One of the biggest unanswered questions from JJ Abrams’ The Force Awakens concerned the identity of the parents of Rey. All we knew about her was that she was left on Jakku as a child and had spent the last fifteen years, give or take, waiting for them to return for her. Was that an unanswered question, though? Okay, so we weren’t told who Rey’s parents were, but was it really one of the big mysteries in need of an answer? I’ve always been of the opinion that the question of Rey’s lineage was a non-issue.
Of course, being a point of fervent speculation ever since Episode VII came out, the issue became one of only a handful of mysteries to be pulled at and talked over, another of which we’ll discuss another time. What happens when there is a hole in the information given in a film or tv show – especially these days – is all too understandable: the vacuum demands to be filled. Because Rey was waiting for her family to return, because it was hinted at that she may be more significant than it appeared at first glance, the internet went crazy, theorising unrestrained over Rey Who?
The answer, we find out in The Last Jedi is nobody. Rey parents were Jakku junkers who sold her for drinking money and buggered off, leaving her behind. As worthy an answer as any, I think. Of course, the fan machine isn’t happy about this. Because she has the Force – indeed is strong with it – she must be somehow related to someone we know, someone also strong with the force. The most likely answer was that she was Luke’s secret daughter. Some fans out there would not be happy with anything but this answer, despite it being the most obvious, least imaginative outcome possible. If not that, then she must be a Kenobi or a Solo because they’re the only other real possible answers. Maybe they’ll shock us, others thought, and do something completely unexpected, making her a descendant of a dark side user! Whatever the answer we were to be given, she had to be someone special, or else how was she so strong with the Force?
This blinkered rationale forgets of course that in the prequels, and for a thousand generations before them, there were loads of Jedi. They were everywhere! Are you telling me they all came from greatness when we know for a fact that they were simply ordinary kids who were strong with the Force, trained to use it as best they can? Until the prequels came along Anakin Skywalker was just a Jedi Knight who went bad. This Chosen One bollocks didn’t really rear its head, on screen at least, until The Phantom Menace tried to shoehorn an immaculate conception into the mythos. Taking the original trilogy on its own, Luke was only special in the sense that he was the baddie’s son.
So when, in The Force Awakens, Maz says “you already know the truth – whomever you are waiting for on Jakku, they’re never coming back. But there’s someone still could…” I took it as read that her family was gone and it didn’t matter who they were. The story was about looking to the future, not wallowing in the past. Daisy Ridley herself was confused when made aware of the speculation; she believed the identity of Rey’s parents was not only explained but explained away, in that very scene. Her parents were gone, they were never coming back, it wasn’t about where she was from but where she was going. Isn’t that much, much better than “she’s secretly Obi-Wan Kenobi’s granddaughter, born of his secret son we’ve never heard of despite seeing his younger years as a Jedi Knight and his years spent in exile on Tatooine? I think so.

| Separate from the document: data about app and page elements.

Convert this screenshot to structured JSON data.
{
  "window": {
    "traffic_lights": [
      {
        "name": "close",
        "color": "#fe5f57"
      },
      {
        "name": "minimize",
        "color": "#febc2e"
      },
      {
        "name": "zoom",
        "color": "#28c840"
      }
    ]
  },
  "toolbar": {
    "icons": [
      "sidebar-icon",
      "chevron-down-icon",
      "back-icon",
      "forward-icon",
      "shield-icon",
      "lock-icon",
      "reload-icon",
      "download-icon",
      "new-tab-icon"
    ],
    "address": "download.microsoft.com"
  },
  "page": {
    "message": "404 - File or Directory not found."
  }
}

Of course, The Last Jedi is a layered and nuanced piece of work. Does Rey tell herself that her parents were nobodies, as she’s already known, deep inside? Or does she get told that by Kylo Ren? I think it’s clear that it’s the first one. Kylo tells her that she’s always known the truth about her parents. She says “they’re nobody” and he then tells her that she’s correct, that they’re buried in makeshift graves in the desert on Jakku. But nothing can stop the speculation machine: already there are countless YouTube videos theorising that Kylo Ren lied to her, manipulated her into thinking she is less than she is. That the real truth is yet to be told. I suppose it’s a point of debate, but I wouldn’t waste your time on it. So who are Rey’s parents? That was the BIG QUESTION. The answer – as it has always been, if you take what’s on screen and think about it for more than a second (but for less than a week, as that leads to the dark side: online fan theories!) – is “they’re nobody. Forget them.” They aren’t characters in this film. As it should be.
The very core of this new chapter in the Star Wars saga is that greatness comes from within yourself, it doesn’t drip down the branches of your family tree. The Force doesn’t belong to the Jedi or the Sith, that’s vanity, arrogance, and can lead only to ultimate failure. The Force is in everyone and everything. Broom Kid – the character we see very briefly at the end of the film, moving a broom using the Force, which sporting Rose’s Resistance ring. He’s nobody. He’s symbolic. They show us, right there in that stable, that the Force is awakening, not just in Rey, but all across the galaxy in normal people.
Alas, I fear this humbling message is lost on a generation of fans overfed on the Extended Universe material, bitter now that Disney have declared their favourite minor-player character-study comic book non-canonical. Already there are Reddit threads and 4Chan chats about the biggest question this awful, terrible, franchise-killing film has to ask: Who are Broom Kid’s parents? Is he a Skywalker? A Kenobi? A Palpatine?! Kill me now, before they kick off about never seeing him again.